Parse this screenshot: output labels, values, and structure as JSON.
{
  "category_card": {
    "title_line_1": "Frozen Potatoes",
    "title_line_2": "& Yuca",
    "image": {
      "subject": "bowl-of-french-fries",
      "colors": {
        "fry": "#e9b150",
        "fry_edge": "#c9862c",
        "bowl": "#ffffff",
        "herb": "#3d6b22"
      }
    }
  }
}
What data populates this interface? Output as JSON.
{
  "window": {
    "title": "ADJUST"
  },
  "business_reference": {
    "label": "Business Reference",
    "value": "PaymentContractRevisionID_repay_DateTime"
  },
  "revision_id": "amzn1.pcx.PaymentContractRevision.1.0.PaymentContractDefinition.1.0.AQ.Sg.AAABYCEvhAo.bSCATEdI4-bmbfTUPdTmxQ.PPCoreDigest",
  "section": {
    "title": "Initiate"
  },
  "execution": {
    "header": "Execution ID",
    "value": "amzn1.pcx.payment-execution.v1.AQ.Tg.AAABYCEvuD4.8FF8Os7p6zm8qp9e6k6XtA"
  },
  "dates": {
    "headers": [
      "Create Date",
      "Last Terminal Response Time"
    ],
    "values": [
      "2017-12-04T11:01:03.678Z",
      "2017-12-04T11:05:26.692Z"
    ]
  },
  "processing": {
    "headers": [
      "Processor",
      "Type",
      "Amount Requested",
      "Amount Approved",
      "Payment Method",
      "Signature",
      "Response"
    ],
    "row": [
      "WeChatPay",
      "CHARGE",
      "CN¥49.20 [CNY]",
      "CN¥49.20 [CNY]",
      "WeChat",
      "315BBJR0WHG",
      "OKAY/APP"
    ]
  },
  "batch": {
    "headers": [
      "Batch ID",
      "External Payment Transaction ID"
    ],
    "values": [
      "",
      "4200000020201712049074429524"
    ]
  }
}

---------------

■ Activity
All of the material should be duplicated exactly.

■ Response to this task
Parse this screenshot: output labels, values, and structure as JSON.
{
  "category_card": {
    "title_line_1": "Frozen Potatoes",
    "title_line_2": "& Yuca",
    "image": {
      "subject": "bowl-of-french-fries",
      "colors": {
        "fry": "#e9b150",
        "fry_edge": "#c9862c",
        "bowl": "#ffffff",
        "herb": "#3d6b22"
      }
    }
  }
}
What data populates this interface? Output as JSON.
{
  "window": {
    "title": "ADJUST"
  },
  "business_reference": {
    "label": "Business Reference",
    "value": "PaymentContractRevisionID_repay_DateTime"
  },
  "revision_id": "amzn1.pcx.PaymentContractRevision.1.0.PaymentContractDefinition.1.0.AQ.Sg.AAABYCEvhAo.bSCATEdI4-bmbfTUPdTmxQ.PPCoreDigest",
  "section": {
    "title": "Initiate"
  },
  "execution": {
    "header": "Execution ID",
    "value": "amzn1.pcx.payment-execution.v1.AQ.Tg.AAABYCEvuD4.8FF8Os7p6zm8qp9e6k6XtA"
  },
  "dates": {
    "headers": [
      "Create Date",
      "Last Terminal Response Time"
    ],
    "values": [
      "2017-12-04T11:01:03.678Z",
      "2017-12-04T11:05:26.692Z"
    ]
  },
  "processing": {
    "headers": [
      "Processor",
      "Type",
      "Amount Requested",
      "Amount Approved",
      "Payment Method",
      "Signature",
      "Response"
    ],
    "row": [
      "WeChatPay",
      "CHARGE",
      "CN¥49.20 [CNY]",
      "CN¥49.20 [CNY]",
      "WeChat",
      "315BBJR0WHG",
      "OKAY/APP"
    ]
  },
  "batch": {
    "headers": [
      "Batch ID",
      "External Payment Transaction ID"
    ],
    "values": [
      "",
      "4200000020201712049074429524"
    ]
  }
}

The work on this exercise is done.